Although it is likely that exporters may obtain judicial review of Department of Commerce actions when the actions in question were facially outside the statutory authority granted by the EAA, this form of judicial review is less valuable to exporters than one might expect. When a court determines that a particular agency action was ultra vires, the court will not grant substantive relief to the exporter by entering a final judgment on the claim.24 Rather, the court will only remand the case to the agency with instructions to proceed within the bounds of the statute. Therefore, an exporter could wage a long and expensive court battle to have a Commerce decision vacated as ultra vires, only to have the agency again rule against the exporter, albeit in a different, procedurally correct manner.25
Finally, an exporter may be able to obtain judicial review of Commerce Department action despite EAA Section 13(a) by claiming that the agency action in question violates the exporter's constitutional rights. While Section 13(a) of the EAA precludes judicial review under the APA, the EAA does not purport to limit review under other statutes.

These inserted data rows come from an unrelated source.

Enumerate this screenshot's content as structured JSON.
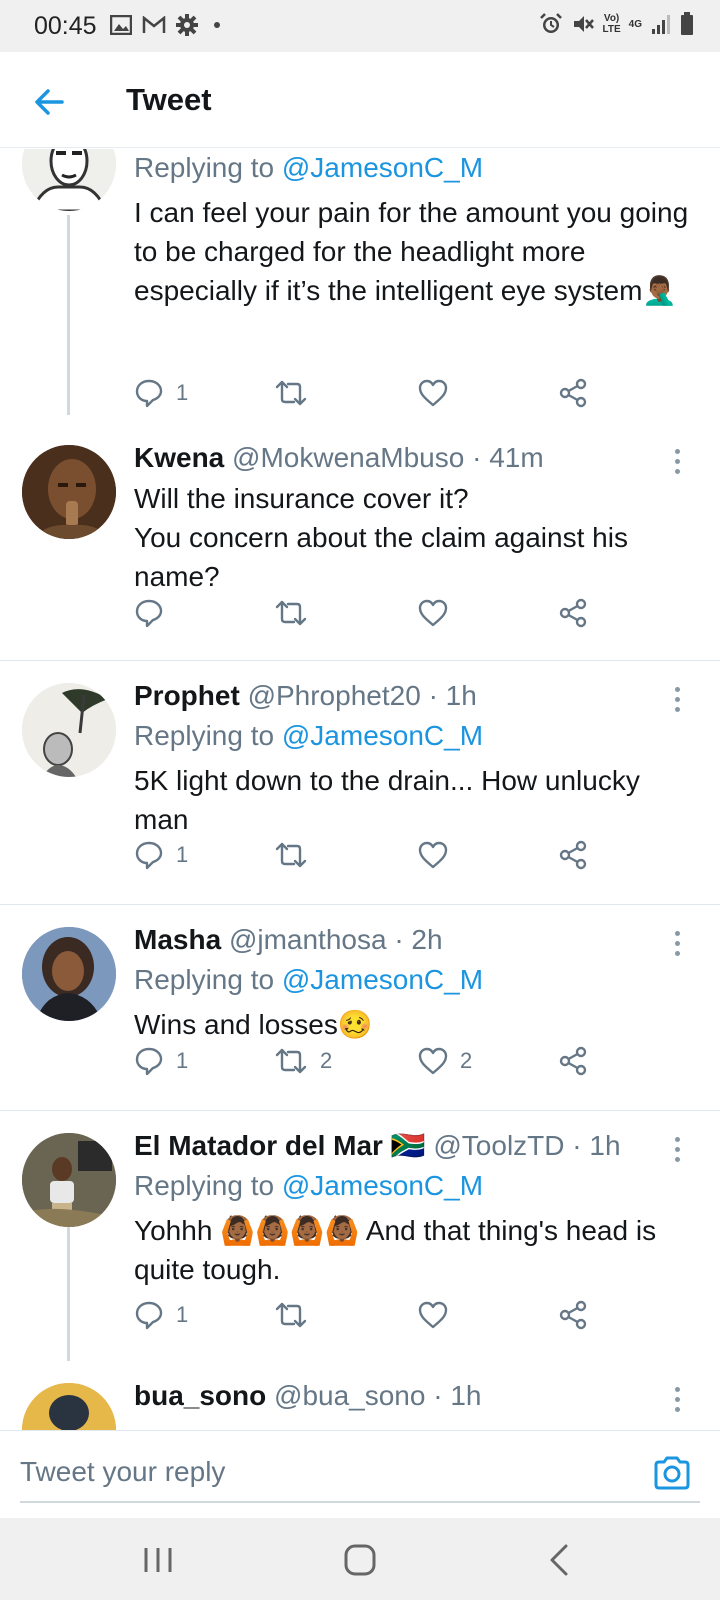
{
  "status_bar": {
    "time": "00:45",
    "volte": "Vo)\nLTE",
    "network": "4G"
  },
  "header": {
    "title": "Tweet"
  },
  "tweets": [
    {
      "replying_prefix": "Replying to ",
      "replying_handle": "@JamesonC_M",
      "text": "I can feel your pain for the amount you going to be charged for the headlight more especially if it’s the intelligent eye system🤦🏾‍♂️",
      "replies": "1",
      "retweets": "",
      "likes": ""
    },
    {
      "name": "Kwena",
      "handle": "@MokwenaMbuso",
      "time": "· 41m",
      "text_line1": "Will the insurance cover it?",
      "text_line2": "You concern about the claim against his name?",
      "replies": "",
      "retweets": "",
      "likes": ""
    },
    {
      "name": "Prophet",
      "handle": "@Phrophet20",
      "time": "· 1h",
      "replying_prefix": "Replying to ",
      "replying_handle": "@JamesonC_M",
      "text": "5K light down to the drain... How unlucky man",
      "replies": "1",
      "retweets": "",
      "likes": ""
    },
    {
      "name": "Masha",
      "handle": "@jmanthosa",
      "time": "· 2h",
      "replying_prefix": "Replying to ",
      "replying_handle": "@JamesonC_M",
      "text": "Wins and losses🥴",
      "replies": "1",
      "retweets": "2",
      "likes": "2"
    },
    {
      "name": "El Matador del Mar",
      "flag": "🇿🇦",
      "handle": "@ToolzTD",
      "time": "· 1h",
      "replying_prefix": "Replying to ",
      "replying_handle": "@JamesonC_M",
      "text": "Yohhh 🙆🏾🙆🏾🙆🏾🙆🏾 And that thing's head is quite tough.",
      "replies": "1",
      "retweets": "",
      "likes": ""
    },
    {
      "name": "bua_sono",
      "handle": "@bua_sono",
      "time": "· 1h"
    }
  ],
  "reply_bar": {
    "placeholder": "Tweet your reply"
  },
  "colors": {
    "accent": "#1b95e0",
    "muted": "#657786",
    "text": "#14171a"
  }
}
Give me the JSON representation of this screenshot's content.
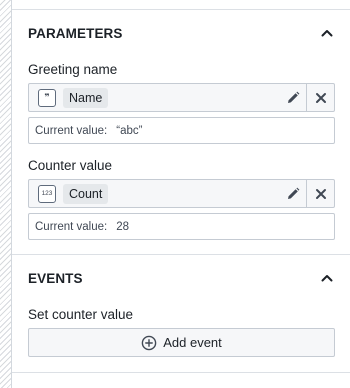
{
  "parameters": {
    "title": "PARAMETERS",
    "items": [
      {
        "label": "Greeting name",
        "type_icon": "quote-icon",
        "type_glyph": "❞",
        "tag": "Name",
        "value_label": "Current value:",
        "value": "“abc”"
      },
      {
        "label": "Counter value",
        "type_icon": "number-icon",
        "type_glyph": "123",
        "tag": "Count",
        "value_label": "Current value:",
        "value": "28"
      }
    ]
  },
  "events": {
    "title": "EVENTS",
    "items": [
      {
        "label": "Set counter value",
        "button_label": "Add event"
      }
    ]
  },
  "colors": {
    "text": "#1c2127",
    "border": "#c5cbd3",
    "row_bg": "#f6f7f9",
    "tag_bg": "#e5e8eb"
  }
}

Thus, it seems that the EAA would not prevent a constitutional challenge to Commerce action brought under the federal courts' statutory "federal question" jurisdiction.26 Aggrieved exporters have raised constitutional challenges to Commerce enforcement actions on at least two reported occasions,27 but no court has yet addressed those arguments.
The instances in which an exporter will be able to assert a constitutional challenge to Commerce Department action under the EAA will be relatively rare.28 Because there is no general constitutional right to engage in international trade, and because agency regulation of commercial activity will seldom implicate individual civil liberties,29 constitutional issues are most likely to arise in the setting of an enforcement action, when the potential for